Posted on Monday, June 22, 2020

Posted by Angad Gangapuram, Summer Legal Intern

Seventy-five years ago, the United States became the only country to utilize a nuclear weapon during wartime. Since then, the United States government carried out more than one thousand nuclear tests. Another thousand-plus tests have been performed by other nuclear weapons states.

We as humans have long understood the environmental and social impacts of nuclear proliferation. Despite a global effort to curb nuclear weapon development, the Washington Post recently reported that the current administration has advocated for a return of nuclear weapons testing. The administration callously believes that a threat of an impending nuclear arms race would scare other governments to the negotiating table, when in reality the resumption of nuclear weapons testing could very well have the opposite effect.

In an effort to quell the restarting of explosive nuclear weapons testing, Senator Ed Markey has introduced the Preserving Leadership Against Nuclear Explosives Testing (PLANET) Act; found here [].

According a press release from Senator Markey, the purpose of the PLANET Act is to:

  • Prohibit the use of funds appropriated in Fiscal Year 2021 or from any previous year to prepare for or to conduct an explosive nuclear test that produces any yield

  • Allow for stockpile stewardship activities that are consistent with U.S. law – such as certifying the safety, security and reliability of the U.S. nuclear stockpile – so long as those activities are consistent with the “zero-yield” scope of the Comprehensive Test Ban Treaty (CTBT)
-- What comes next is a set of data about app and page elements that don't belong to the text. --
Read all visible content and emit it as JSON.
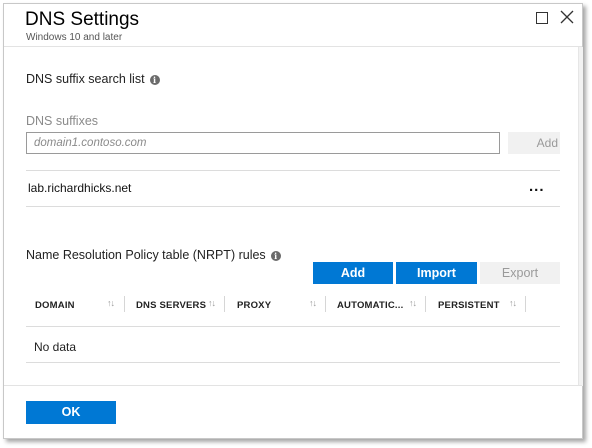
{
  "window": {
    "title": "DNS Settings",
    "subtitle": "Windows 10 and later"
  },
  "suffix_section": {
    "heading": "DNS suffix search list",
    "field_label": "DNS suffixes",
    "input_value": "",
    "input_placeholder": "domain1.contoso.com",
    "add_label": "Add",
    "items": [
      {
        "label": "lab.richardhicks.net",
        "more": "..."
      }
    ]
  },
  "nrpt_section": {
    "heading": "Name Resolution Policy table (NRPT) rules",
    "buttons": {
      "add": "Add",
      "import": "Import",
      "export": "Export"
    },
    "columns": [
      "DOMAIN",
      "DNS SERVERS",
      "PROXY",
      "AUTOMATIC...",
      "PERSISTENT"
    ],
    "empty_text": "No data"
  },
  "footer": {
    "ok_label": "OK"
  },
  "colors": {
    "accent": "#0078d4",
    "disabled_bg": "#f1f1f1",
    "disabled_text": "#9a9a9a"
  },
  "icons": {
    "info": "info-icon",
    "sort": "sort-arrows-icon",
    "maximize": "maximize-icon",
    "close": "close-icon"
  }
}
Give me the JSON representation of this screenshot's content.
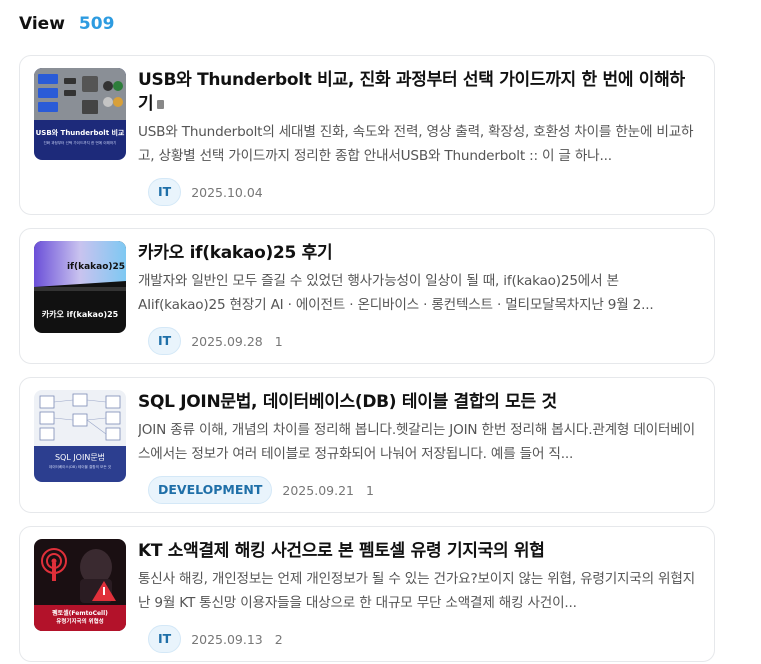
{
  "header": {
    "label": "View",
    "count": "509"
  },
  "posts": [
    {
      "title": "USB와 Thunderbolt 비교, 진화 과정부터 선택 가이드까지 한 번에 이해하기",
      "description": "USB와 Thunderbolt의 세대별 진화, 속도와 전력, 영상 출력, 확장성, 호환성 차이를 한눈에 비교하고, 상황별 선택 가이드까지 정리한 종합 안내서USB와 Thunderbolt :: 이 글 하나...",
      "tag": "IT",
      "date": "2025.10.04",
      "views": "",
      "thumb_text": "USB와 Thunderbolt 비교",
      "thumb_sub": "진화 과정부터 선택 가이드까지 한 번에 이해하기"
    },
    {
      "title": "카카오 if(kakao)25 후기",
      "description": "개발자와 일반인 모두 즐길 수 있었던 행사가능성이 일상이 될 때, if(kakao)25에서 본 AIif(kakao)25 현장기 AI · 에이전트 · 온디바이스 · 롱컨텍스트 · 멀티모달목차지난 9월 2...",
      "tag": "IT",
      "date": "2025.09.28",
      "views": "1",
      "thumb_text": "카카오 if(kakao)25",
      "thumb_sign": "if(kakao)25"
    },
    {
      "title": "SQL JOIN문법, 데이터베이스(DB) 테이블 결합의 모든 것",
      "description": "JOIN 종류 이해, 개념의 차이를 정리해 봅니다.헷갈리는 JOIN 한번 정리해 봅시다.관계형 데이터베이스에서는 정보가 여러 테이블로 정규화되어 나눠어 저장됩니다. 예를 들어 직...",
      "tag": "DEVELOPMENT",
      "date": "2025.09.21",
      "views": "1",
      "thumb_text": "SQL JOIN문법",
      "thumb_sub": "데이터베이스(DB) 테이블 결합의 모든 것"
    },
    {
      "title": "KT 소액결제 해킹 사건으로 본 펨토셀 유령 기지국의 위협",
      "description": "통신사 해킹, 개인정보는 언제 개인정보가 될 수 있는 건가요?보이지 않는 위협, 유령기지국의 위협지난 9월 KT 통신망 이용자들을 대상으로 한 대규모 무단 소액결제 해킹 사건이...",
      "tag": "IT",
      "date": "2025.09.13",
      "views": "2",
      "thumb_text": "펨토셀(FemtoCell)",
      "thumb_sub": "유령기지국의 위협성"
    }
  ],
  "colors": {
    "accent": "#2d9be0",
    "tag_text": "#1f6fa8",
    "tag_bg": "#e9f4fc"
  }
}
The last nuclear yield test in the United States was in September 1992. According to the Department of Energy’s historical records approximately 90% of U.S. nuclear tests were related to new designs, not maintenance of the stockpile. Since the testing moratorium was established twenty-eight years ago, the United States has ensured the safety of its stockpile by other means; conducting an array of tests that the government considers in accordance with the Comprehensive Test Ban Treaty (CTBT) of 1996. While the United States’ Senate declined to ratify the CTBT in 2018, we have signed the UN Security Council Resolution 2310 in 2016 that implores all countries, including the United States, to abide by the CTBT.

The PLANET Act is currently being co-sponsored by fifteen other Senators, including Dianne Feinstein of California. It is important that we as a Nation learn from the mistakes of past administrations and strive to create a safer future for all generations. As President Reagan once said, “Our moral imperative is to work with all our powers for that day when the children of the world grow up without the fear of nuclear war.”
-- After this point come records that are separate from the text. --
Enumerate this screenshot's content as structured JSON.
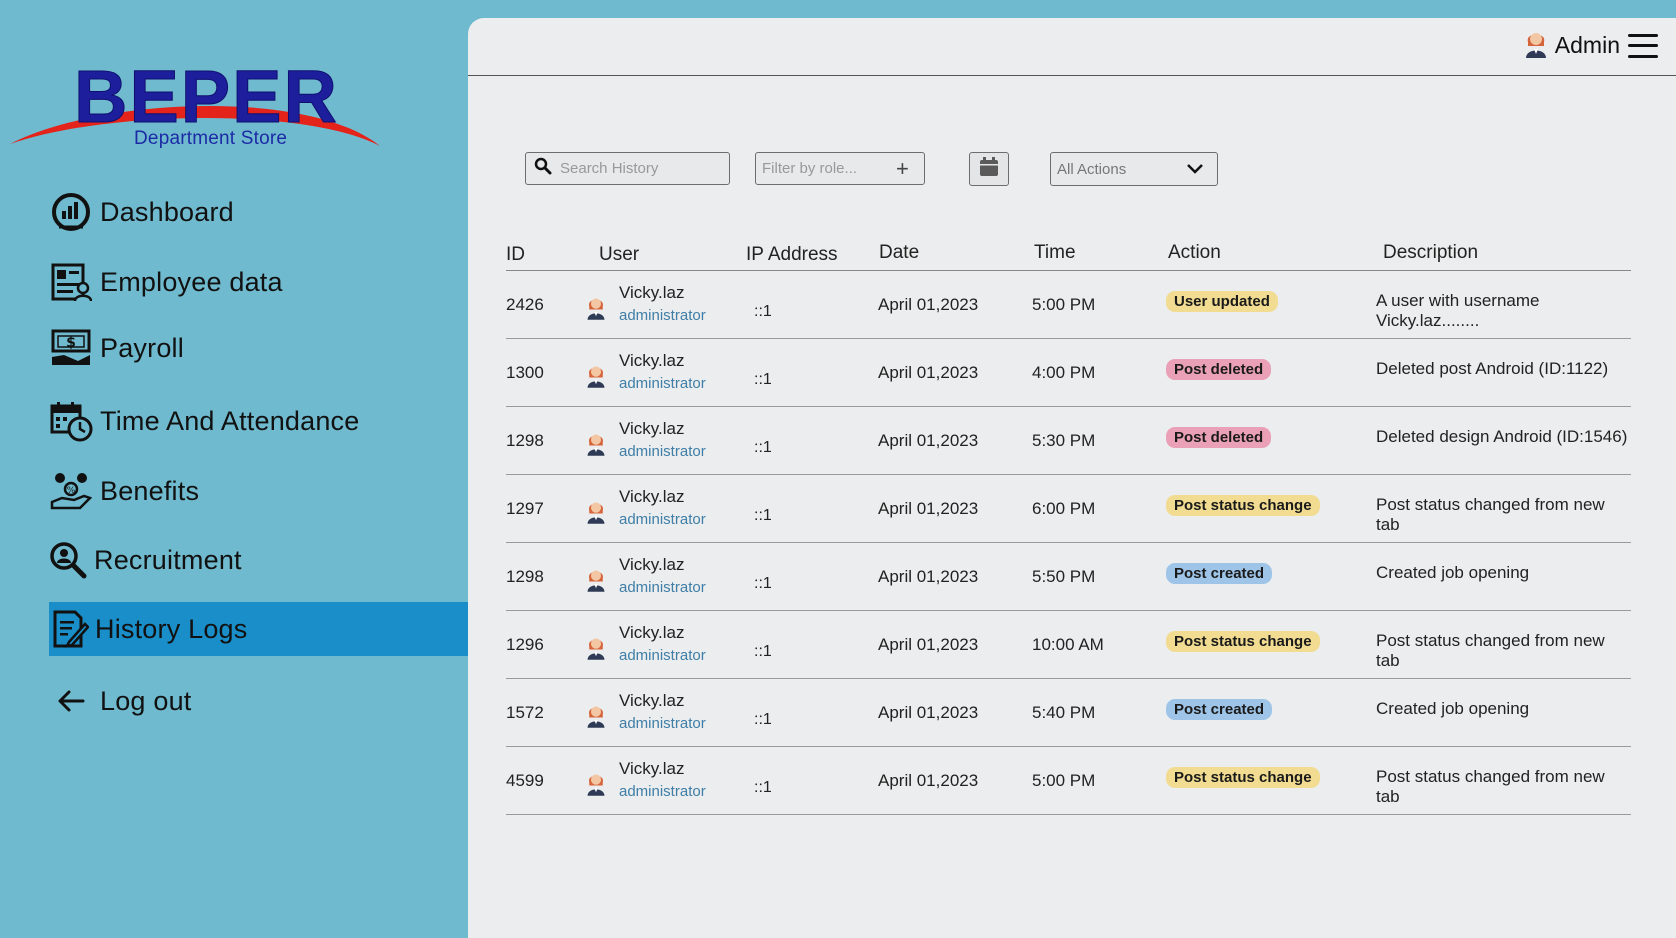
{
  "brand": {
    "name": "BEPER",
    "tagline": "Department Store"
  },
  "sidebar": {
    "items": [
      {
        "label": "Dashboard",
        "icon": "dashboard-gauge-icon"
      },
      {
        "label": "Employee data",
        "icon": "employee-data-icon"
      },
      {
        "label": "Payroll",
        "icon": "payroll-money-icon"
      },
      {
        "label": "Time And Attendance",
        "icon": "calendar-clock-icon"
      },
      {
        "label": "Benefits",
        "icon": "benefits-hand-icon"
      },
      {
        "label": "Recruitment",
        "icon": "recruitment-search-icon"
      },
      {
        "label": "History Logs",
        "icon": "history-logs-icon",
        "active": true
      },
      {
        "label": "Log out",
        "icon": "arrow-left-icon"
      }
    ],
    "active_color": "#1a8ec8",
    "background": "#6fbace"
  },
  "header": {
    "user_label": "Admin",
    "avatar_icon": "user-avatar-icon",
    "menu_icon": "hamburger-menu-icon"
  },
  "filters": {
    "search_placeholder": "Search History",
    "role_placeholder": "Filter by role...",
    "role_add_icon": "plus-icon",
    "calendar_icon": "calendar-icon",
    "actions_selected": "All Actions",
    "actions_dropdown_icon": "chevron-down-icon"
  },
  "table": {
    "headers": {
      "id": "ID",
      "user": "User",
      "ip": "IP Address",
      "date": "Date",
      "time": "Time",
      "action": "Action",
      "description": "Description"
    },
    "rows": [
      {
        "id": "2426",
        "user": "Vicky.laz",
        "role": "administrator",
        "ip": "::1",
        "date": "April 01,2023",
        "time": "5:00 PM",
        "action": "User updated",
        "action_type": "updated",
        "description": "A user with username Vicky.laz........"
      },
      {
        "id": "1300",
        "user": "Vicky.laz",
        "role": "administrator",
        "ip": "::1",
        "date": "April 01,2023",
        "time": "4:00 PM",
        "action": "Post deleted",
        "action_type": "deleted",
        "description": "Deleted post Android (ID:1122)"
      },
      {
        "id": "1298",
        "user": "Vicky.laz",
        "role": "administrator",
        "ip": "::1",
        "date": "April 01,2023",
        "time": "5:30 PM",
        "action": "Post deleted",
        "action_type": "deleted",
        "description": "Deleted design Android (ID:1546)"
      },
      {
        "id": "1297",
        "user": "Vicky.laz",
        "role": "administrator",
        "ip": "::1",
        "date": "April 01,2023",
        "time": "6:00 PM",
        "action": "Post status change",
        "action_type": "status",
        "description": "Post status changed from new tab"
      },
      {
        "id": "1298",
        "user": "Vicky.laz",
        "role": "administrator",
        "ip": "::1",
        "date": "April 01,2023",
        "time": "5:50 PM",
        "action": "Post created",
        "action_type": "created",
        "description": "Created job opening"
      },
      {
        "id": "1296",
        "user": "Vicky.laz",
        "role": "administrator",
        "ip": "::1",
        "date": "April 01,2023",
        "time": "10:00 AM",
        "action": "Post status change",
        "action_type": "status",
        "description": "Post status changed from new tab"
      },
      {
        "id": "1572",
        "user": "Vicky.laz",
        "role": "administrator",
        "ip": "::1",
        "date": "April 01,2023",
        "time": "5:40 PM",
        "action": "Post created",
        "action_type": "created",
        "description": "Created job opening"
      },
      {
        "id": "4599",
        "user": "Vicky.laz",
        "role": "administrator",
        "ip": "::1",
        "date": "April 01,2023",
        "time": "5:00 PM",
        "action": "Post status change",
        "action_type": "status",
        "description": "Post status changed from new tab"
      }
    ]
  },
  "colors": {
    "badge_updated": "#f1dc92",
    "badge_deleted": "#eaa1b8",
    "badge_status": "#f1dc92",
    "badge_created": "#9ec5e8",
    "role_text": "#3e7ea7"
  }
}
Let us remember these lessons even more in 2020, in the wake of the 75th anniversary of the horrific atomic bombings of Hiroshima and Nagasaki. An event that resulted in destruction unlike any we have seen prior, and hopefully unlike any that we will see in the future. It is time for Congress to pursue measures like the PLANET Act to prevent such devastating behavior. Prohibiting funding for resumption of nuclear yield testing is a critical step toward a safer future.